App and web page records
........

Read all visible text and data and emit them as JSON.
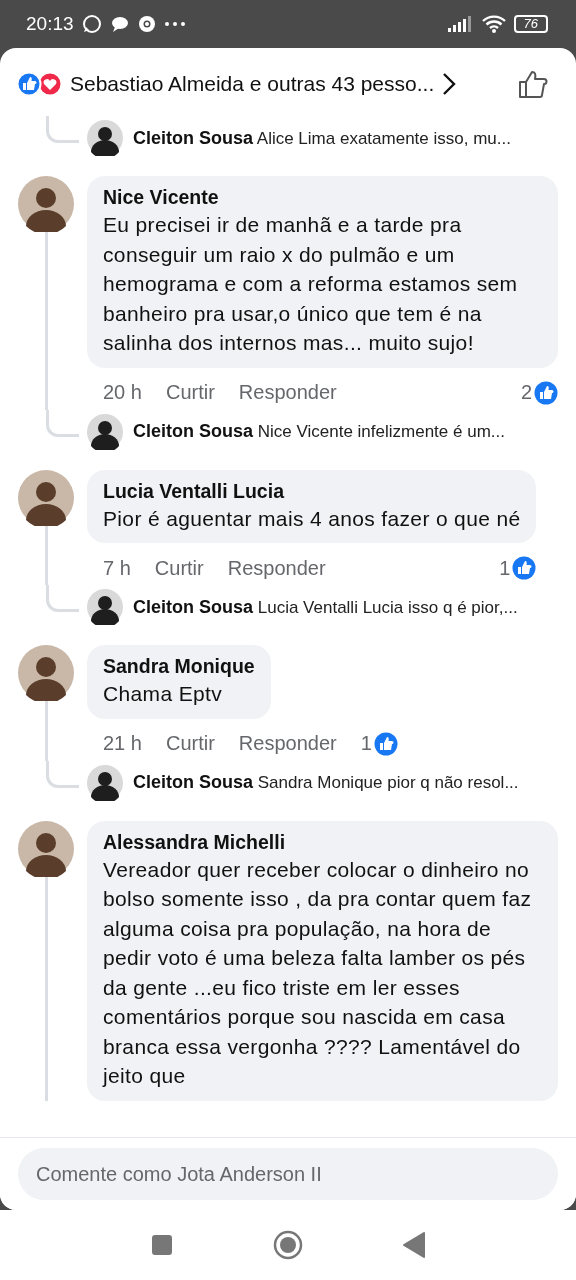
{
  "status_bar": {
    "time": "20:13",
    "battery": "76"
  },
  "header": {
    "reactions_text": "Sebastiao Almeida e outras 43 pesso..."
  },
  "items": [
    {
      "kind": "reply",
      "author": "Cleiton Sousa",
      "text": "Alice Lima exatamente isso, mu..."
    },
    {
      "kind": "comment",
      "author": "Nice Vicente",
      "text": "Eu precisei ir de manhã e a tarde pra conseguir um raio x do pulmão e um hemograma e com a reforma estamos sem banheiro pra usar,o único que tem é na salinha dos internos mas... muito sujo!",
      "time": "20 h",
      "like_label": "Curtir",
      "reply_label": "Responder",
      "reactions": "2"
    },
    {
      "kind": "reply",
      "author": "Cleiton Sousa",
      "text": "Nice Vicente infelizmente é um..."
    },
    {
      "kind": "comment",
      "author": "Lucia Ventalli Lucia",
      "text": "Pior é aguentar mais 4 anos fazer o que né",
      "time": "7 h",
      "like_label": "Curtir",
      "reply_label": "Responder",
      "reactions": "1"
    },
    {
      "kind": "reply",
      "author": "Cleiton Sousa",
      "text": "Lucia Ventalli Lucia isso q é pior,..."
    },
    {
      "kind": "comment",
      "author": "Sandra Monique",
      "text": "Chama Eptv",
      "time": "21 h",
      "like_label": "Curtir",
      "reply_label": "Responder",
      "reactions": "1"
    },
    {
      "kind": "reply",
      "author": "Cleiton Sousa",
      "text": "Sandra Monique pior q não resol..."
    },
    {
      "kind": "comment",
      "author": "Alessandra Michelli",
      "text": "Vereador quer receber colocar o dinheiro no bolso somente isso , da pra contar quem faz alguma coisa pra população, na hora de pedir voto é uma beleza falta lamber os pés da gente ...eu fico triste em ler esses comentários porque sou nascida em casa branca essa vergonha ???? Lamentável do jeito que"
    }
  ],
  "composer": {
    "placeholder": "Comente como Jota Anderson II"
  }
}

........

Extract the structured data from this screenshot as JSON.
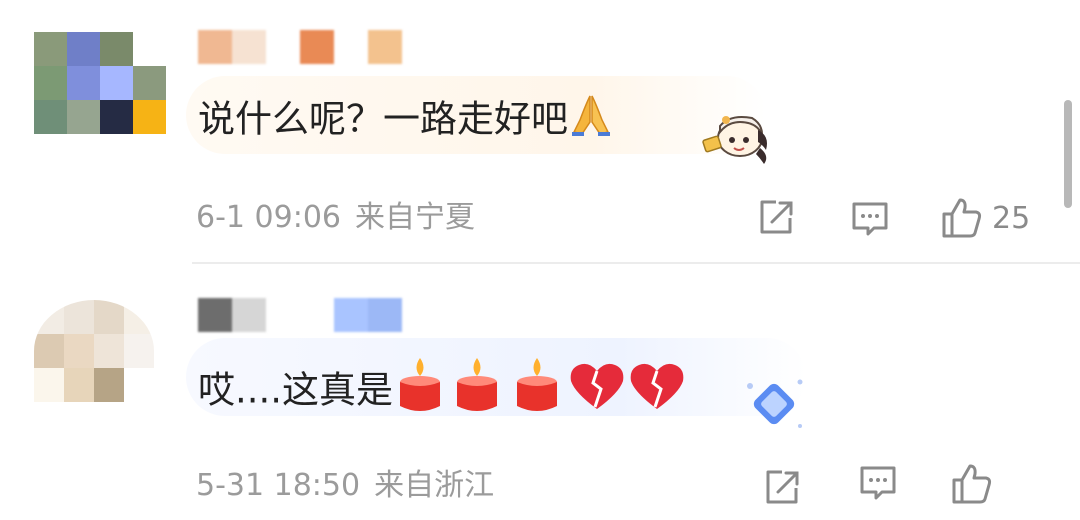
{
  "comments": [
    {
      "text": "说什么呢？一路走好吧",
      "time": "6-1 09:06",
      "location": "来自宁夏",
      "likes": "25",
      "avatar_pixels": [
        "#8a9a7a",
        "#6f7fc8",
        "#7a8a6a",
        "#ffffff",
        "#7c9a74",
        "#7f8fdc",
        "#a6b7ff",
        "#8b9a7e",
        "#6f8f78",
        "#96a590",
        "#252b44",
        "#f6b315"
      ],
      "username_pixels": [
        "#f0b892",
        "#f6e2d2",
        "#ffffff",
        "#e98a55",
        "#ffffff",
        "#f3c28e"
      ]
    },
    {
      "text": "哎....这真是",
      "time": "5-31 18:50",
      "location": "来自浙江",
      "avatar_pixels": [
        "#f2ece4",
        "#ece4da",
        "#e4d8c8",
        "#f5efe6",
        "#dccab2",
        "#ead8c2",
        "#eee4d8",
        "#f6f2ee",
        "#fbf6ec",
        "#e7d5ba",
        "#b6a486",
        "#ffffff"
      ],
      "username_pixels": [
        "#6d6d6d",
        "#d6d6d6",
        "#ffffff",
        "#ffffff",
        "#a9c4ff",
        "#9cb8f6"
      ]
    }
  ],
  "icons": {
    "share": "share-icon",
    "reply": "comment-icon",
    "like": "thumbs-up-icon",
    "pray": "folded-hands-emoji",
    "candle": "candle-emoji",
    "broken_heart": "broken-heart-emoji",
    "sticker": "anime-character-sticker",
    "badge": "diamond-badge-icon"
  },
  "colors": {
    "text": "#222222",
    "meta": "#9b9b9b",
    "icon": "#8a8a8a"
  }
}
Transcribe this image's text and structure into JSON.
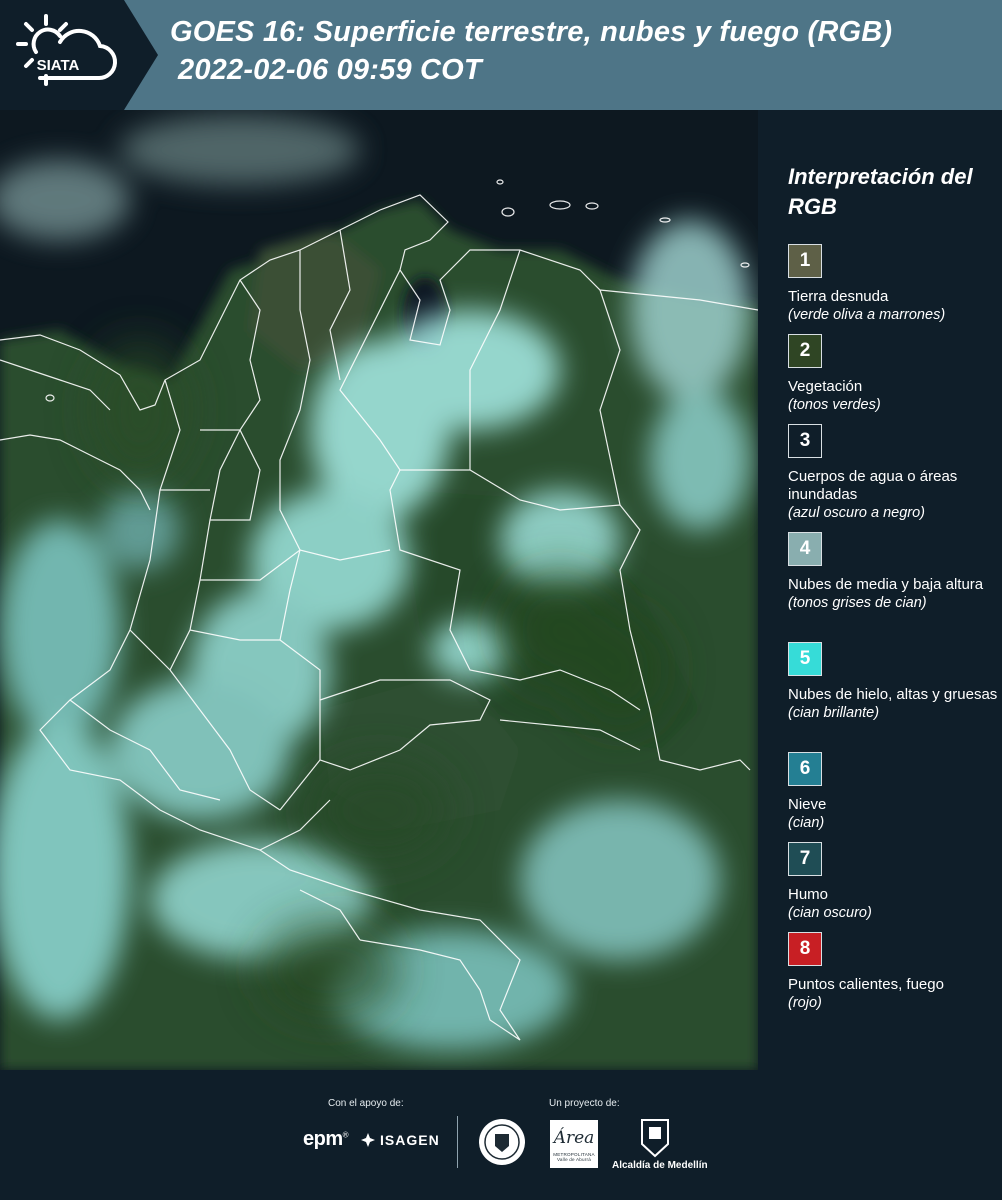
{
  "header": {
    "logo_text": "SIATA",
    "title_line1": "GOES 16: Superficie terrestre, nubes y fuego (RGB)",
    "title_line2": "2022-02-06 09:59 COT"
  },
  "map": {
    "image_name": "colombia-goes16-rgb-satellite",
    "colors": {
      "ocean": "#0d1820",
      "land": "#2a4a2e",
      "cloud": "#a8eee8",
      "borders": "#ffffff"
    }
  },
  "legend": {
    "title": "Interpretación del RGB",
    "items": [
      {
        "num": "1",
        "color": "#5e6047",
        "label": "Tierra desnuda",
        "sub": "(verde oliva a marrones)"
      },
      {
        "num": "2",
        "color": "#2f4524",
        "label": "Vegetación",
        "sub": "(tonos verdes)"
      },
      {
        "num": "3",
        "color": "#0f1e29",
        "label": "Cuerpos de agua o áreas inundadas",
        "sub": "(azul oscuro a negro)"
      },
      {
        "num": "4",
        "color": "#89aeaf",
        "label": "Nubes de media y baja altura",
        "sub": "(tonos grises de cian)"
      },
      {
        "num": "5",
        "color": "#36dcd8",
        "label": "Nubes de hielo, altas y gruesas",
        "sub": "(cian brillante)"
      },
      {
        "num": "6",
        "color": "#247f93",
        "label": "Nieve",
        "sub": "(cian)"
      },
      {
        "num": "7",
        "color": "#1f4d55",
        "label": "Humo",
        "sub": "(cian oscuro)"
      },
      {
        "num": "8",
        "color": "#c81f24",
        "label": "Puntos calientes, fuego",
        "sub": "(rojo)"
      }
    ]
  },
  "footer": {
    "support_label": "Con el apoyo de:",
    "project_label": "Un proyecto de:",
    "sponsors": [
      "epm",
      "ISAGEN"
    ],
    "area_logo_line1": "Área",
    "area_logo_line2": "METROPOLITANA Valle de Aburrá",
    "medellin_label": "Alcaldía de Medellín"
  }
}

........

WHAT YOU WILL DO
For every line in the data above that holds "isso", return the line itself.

RESPONSE BELOW
      "text": "Alice Lima exatamente isso, mu..."
      "text": "Lucia Ventalli Lucia isso q é pior,..."
      "text": "Vereador quer receber colocar o dinheiro no bolso somente isso , da pra contar quem faz alguma coisa pra população, na hora de pedir voto é uma beleza falta lamber os pés da gente ...eu fico triste em ler esses comentários porque sou nascida em casa branca essa vergonha ???? Lamentável do jeito que"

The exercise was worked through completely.